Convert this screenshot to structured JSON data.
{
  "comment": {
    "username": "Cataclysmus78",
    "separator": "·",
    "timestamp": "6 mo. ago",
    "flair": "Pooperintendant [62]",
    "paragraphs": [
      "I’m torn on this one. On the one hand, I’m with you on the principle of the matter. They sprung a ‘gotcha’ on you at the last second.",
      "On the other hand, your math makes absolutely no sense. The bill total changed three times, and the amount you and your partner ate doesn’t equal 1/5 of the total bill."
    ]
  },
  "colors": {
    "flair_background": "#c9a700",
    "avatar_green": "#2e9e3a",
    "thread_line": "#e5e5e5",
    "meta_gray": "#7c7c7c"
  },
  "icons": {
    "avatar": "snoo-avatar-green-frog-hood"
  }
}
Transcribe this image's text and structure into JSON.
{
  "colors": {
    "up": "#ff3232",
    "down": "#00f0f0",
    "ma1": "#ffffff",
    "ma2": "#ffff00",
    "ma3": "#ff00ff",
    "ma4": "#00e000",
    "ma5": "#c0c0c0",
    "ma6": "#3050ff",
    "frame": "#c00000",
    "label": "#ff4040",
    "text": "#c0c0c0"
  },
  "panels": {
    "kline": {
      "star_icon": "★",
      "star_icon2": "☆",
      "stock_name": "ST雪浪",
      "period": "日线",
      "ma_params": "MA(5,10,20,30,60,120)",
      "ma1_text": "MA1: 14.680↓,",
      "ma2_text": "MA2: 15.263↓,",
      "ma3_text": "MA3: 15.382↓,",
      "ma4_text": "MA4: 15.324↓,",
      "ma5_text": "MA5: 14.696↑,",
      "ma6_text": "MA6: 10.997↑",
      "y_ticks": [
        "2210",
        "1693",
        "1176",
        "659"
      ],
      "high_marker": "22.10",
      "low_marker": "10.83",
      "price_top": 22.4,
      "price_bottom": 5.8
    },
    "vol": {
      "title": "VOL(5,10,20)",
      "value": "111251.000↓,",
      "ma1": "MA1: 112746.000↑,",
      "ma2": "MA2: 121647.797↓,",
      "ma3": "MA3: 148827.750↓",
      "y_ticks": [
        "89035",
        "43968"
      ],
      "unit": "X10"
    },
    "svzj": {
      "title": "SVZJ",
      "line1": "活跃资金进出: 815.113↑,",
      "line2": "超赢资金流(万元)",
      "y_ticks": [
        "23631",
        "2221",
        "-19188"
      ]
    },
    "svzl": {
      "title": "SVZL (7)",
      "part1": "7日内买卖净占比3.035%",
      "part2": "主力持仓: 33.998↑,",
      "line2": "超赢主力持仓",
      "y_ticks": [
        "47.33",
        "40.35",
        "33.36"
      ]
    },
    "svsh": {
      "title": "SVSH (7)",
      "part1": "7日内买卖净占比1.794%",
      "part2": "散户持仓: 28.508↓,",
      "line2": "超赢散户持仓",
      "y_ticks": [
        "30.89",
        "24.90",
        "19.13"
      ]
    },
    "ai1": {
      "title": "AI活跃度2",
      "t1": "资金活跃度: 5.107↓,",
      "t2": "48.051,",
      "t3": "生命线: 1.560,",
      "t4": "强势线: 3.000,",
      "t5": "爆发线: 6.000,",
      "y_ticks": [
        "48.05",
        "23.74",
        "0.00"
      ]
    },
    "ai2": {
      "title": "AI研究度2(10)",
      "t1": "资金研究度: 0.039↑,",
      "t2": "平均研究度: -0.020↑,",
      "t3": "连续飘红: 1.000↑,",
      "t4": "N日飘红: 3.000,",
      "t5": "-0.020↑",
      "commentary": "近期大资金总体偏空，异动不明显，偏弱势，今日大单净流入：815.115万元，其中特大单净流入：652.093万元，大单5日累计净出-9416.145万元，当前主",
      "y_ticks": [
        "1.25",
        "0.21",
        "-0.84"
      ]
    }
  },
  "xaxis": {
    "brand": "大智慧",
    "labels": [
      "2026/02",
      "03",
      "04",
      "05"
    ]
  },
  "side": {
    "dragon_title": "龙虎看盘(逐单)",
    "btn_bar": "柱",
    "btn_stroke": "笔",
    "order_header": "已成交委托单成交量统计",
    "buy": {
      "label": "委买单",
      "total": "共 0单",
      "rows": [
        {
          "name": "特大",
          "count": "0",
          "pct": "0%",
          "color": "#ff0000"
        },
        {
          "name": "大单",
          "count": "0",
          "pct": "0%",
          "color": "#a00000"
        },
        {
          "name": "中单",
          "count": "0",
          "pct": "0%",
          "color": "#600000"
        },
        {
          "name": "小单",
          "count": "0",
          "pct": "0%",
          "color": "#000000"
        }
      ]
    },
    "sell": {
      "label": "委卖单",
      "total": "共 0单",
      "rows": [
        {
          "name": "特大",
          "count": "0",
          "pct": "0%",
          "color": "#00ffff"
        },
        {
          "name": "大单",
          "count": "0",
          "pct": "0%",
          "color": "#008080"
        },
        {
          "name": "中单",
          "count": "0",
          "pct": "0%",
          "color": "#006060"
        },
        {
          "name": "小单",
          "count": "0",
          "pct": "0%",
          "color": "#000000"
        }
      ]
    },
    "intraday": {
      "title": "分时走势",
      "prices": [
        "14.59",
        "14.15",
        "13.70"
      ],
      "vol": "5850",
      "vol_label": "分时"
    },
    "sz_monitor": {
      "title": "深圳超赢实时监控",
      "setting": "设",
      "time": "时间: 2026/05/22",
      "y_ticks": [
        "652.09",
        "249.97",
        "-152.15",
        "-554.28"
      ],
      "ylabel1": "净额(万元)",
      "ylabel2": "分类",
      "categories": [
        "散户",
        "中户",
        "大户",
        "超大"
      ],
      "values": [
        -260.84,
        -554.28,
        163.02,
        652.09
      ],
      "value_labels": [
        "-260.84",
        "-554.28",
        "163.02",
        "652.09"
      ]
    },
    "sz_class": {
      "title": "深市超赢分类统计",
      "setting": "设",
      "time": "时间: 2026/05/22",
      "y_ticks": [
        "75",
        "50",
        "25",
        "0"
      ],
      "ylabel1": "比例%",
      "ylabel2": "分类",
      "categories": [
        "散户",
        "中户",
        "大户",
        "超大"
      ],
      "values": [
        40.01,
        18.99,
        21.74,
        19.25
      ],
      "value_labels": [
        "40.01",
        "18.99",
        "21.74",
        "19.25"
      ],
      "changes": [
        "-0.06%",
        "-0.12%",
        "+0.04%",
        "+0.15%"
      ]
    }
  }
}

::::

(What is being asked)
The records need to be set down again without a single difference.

(Answer section)
Convert this screenshot to structured JSON data.
{
  "comment": {
    "username": "Cataclysmus78",
    "separator": "·",
    "timestamp": "6 mo. ago",
    "flair": "Pooperintendant [62]",
    "paragraphs": [
      "I’m torn on this one. On the one hand, I’m with you on the principle of the matter. They sprung a ‘gotcha’ on you at the last second.",
      "On the other hand, your math makes absolutely no sense. The bill total changed three times, and the amount you and your partner ate doesn’t equal 1/5 of the total bill."
    ]
  },
  "colors": {
    "flair_background": "#c9a700",
    "avatar_green": "#2e9e3a",
    "thread_line": "#e5e5e5",
    "meta_gray": "#7c7c7c"
  },
  "icons": {
    "avatar": "snoo-avatar-green-frog-hood"
  }
}
Transcribe this image's text and structure into JSON.
{
  "colors": {
    "up": "#ff3232",
    "down": "#00f0f0",
    "ma1": "#ffffff",
    "ma2": "#ffff00",
    "ma3": "#ff00ff",
    "ma4": "#00e000",
    "ma5": "#c0c0c0",
    "ma6": "#3050ff",
    "frame": "#c00000",
    "label": "#ff4040",
    "text": "#c0c0c0"
  },
  "panels": {
    "kline": {
      "star_icon": "★",
      "star_icon2": "☆",
      "stock_name": "ST雪浪",
      "period": "日线",
      "ma_params": "MA(5,10,20,30,60,120)",
      "ma1_text": "MA1: 14.680↓,",
      "ma2_text": "MA2: 15.263↓,",
      "ma3_text": "MA3: 15.382↓,",
      "ma4_text": "MA4: 15.324↓,",
      "ma5_text": "MA5: 14.696↑,",
      "ma6_text": "MA6: 10.997↑",
      "y_ticks": [
        "2210",
        "1693",
        "1176",
        "659"
      ],
      "high_marker": "22.10",
      "low_marker": "10.83",
      "price_top": 22.4,
      "price_bottom": 5.8
    },
    "vol": {
      "title": "VOL(5,10,20)",
      "value": "111251.000↓,",
      "ma1": "MA1: 112746.000↑,",
      "ma2": "MA2: 121647.797↓,",
      "ma3": "MA3: 148827.750↓",
      "y_ticks": [
        "89035",
        "43968"
      ],
      "unit": "X10"
    },
    "svzj": {
      "title": "SVZJ",
      "line1": "活跃资金进出: 815.113↑,",
      "line2": "超赢资金流(万元)",
      "y_ticks": [
        "23631",
        "2221",
        "-19188"
      ]
    },
    "svzl": {
      "title": "SVZL (7)",
      "part1": "7日内买卖净占比3.035%",
      "part2": "主力持仓: 33.998↑,",
      "line2": "超赢主力持仓",
      "y_ticks": [
        "47.33",
        "40.35",
        "33.36"
      ]
    },
    "svsh": {
      "title": "SVSH (7)",
      "part1": "7日内买卖净占比1.794%",
      "part2": "散户持仓: 28.508↓,",
      "line2": "超赢散户持仓",
      "y_ticks": [
        "30.89",
        "24.90",
        "19.13"
      ]
    },
    "ai1": {
      "title": "AI活跃度2",
      "t1": "资金活跃度: 5.107↓,",
      "t2": "48.051,",
      "t3": "生命线: 1.560,",
      "t4": "强势线: 3.000,",
      "t5": "爆发线: 6.000,",
      "y_ticks": [
        "48.05",
        "23.74",
        "0.00"
      ]
    },
    "ai2": {
      "title": "AI研究度2(10)",
      "t1": "资金研究度: 0.039↑,",
      "t2": "平均研究度: -0.020↑,",
      "t3": "连续飘红: 1.000↑,",
      "t4": "N日飘红: 3.000,",
      "t5": "-0.020↑",
      "commentary": "近期大资金总体偏空，异动不明显，偏弱势，今日大单净流入：815.115万元，其中特大单净流入：652.093万元，大单5日累计净出-9416.145万元，当前主",
      "y_ticks": [
        "1.25",
        "0.21",
        "-0.84"
      ]
    }
  },
  "xaxis": {
    "brand": "大智慧",
    "labels": [
      "2026/02",
      "03",
      "04",
      "05"
    ]
  },
  "side": {
    "dragon_title": "龙虎看盘(逐单)",
    "btn_bar": "柱",
    "btn_stroke": "笔",
    "order_header": "已成交委托单成交量统计",
    "buy": {
      "label": "委买单",
      "total": "共 0单",
      "rows": [
        {
          "name": "特大",
          "count": "0",
          "pct": "0%",
          "color": "#ff0000"
        },
        {
          "name": "大单",
          "count": "0",
          "pct": "0%",
          "color": "#a00000"
        },
        {
          "name": "中单",
          "count": "0",
          "pct": "0%",
          "color": "#600000"
        },
        {
          "name": "小单",
          "count": "0",
          "pct": "0%",
          "color": "#000000"
        }
      ]
    },
    "sell": {
      "label": "委卖单",
      "total": "共 0单",
      "rows": [
        {
          "name": "特大",
          "count": "0",
          "pct": "0%",
          "color": "#00ffff"
        },
        {
          "name": "大单",
          "count": "0",
          "pct": "0%",
          "color": "#008080"
        },
        {
          "name": "中单",
          "count": "0",
          "pct": "0%",
          "color": "#006060"
        },
        {
          "name": "小单",
          "count": "0",
          "pct": "0%",
          "color": "#000000"
        }
      ]
    },
    "intraday": {
      "title": "分时走势",
      "prices": [
        "14.59",
        "14.15",
        "13.70"
      ],
      "vol": "5850",
      "vol_label": "分时"
    },
    "sz_monitor": {
      "title": "深圳超赢实时监控",
      "setting": "设",
      "time": "时间: 2026/05/22",
      "y_ticks": [
        "652.09",
        "249.97",
        "-152.15",
        "-554.28"
      ],
      "ylabel1": "净额(万元)",
      "ylabel2": "分类",
      "categories": [
        "散户",
        "中户",
        "大户",
        "超大"
      ],
      "values": [
        -260.84,
        -554.28,
        163.02,
        652.09
      ],
      "value_labels": [
        "-260.84",
        "-554.28",
        "163.02",
        "652.09"
      ]
    },
    "sz_class": {
      "title": "深市超赢分类统计",
      "setting": "设",
      "time": "时间: 2026/05/22",
      "y_ticks": [
        "75",
        "50",
        "25",
        "0"
      ],
      "ylabel1": "比例%",
      "ylabel2": "分类",
      "categories": [
        "散户",
        "中户",
        "大户",
        "超大"
      ],
      "values": [
        40.01,
        18.99,
        21.74,
        19.25
      ],
      "value_labels": [
        "40.01",
        "18.99",
        "21.74",
        "19.25"
      ],
      "changes": [
        "-0.06%",
        "-0.12%",
        "+0.04%",
        "+0.15%"
      ]
    }
  }
}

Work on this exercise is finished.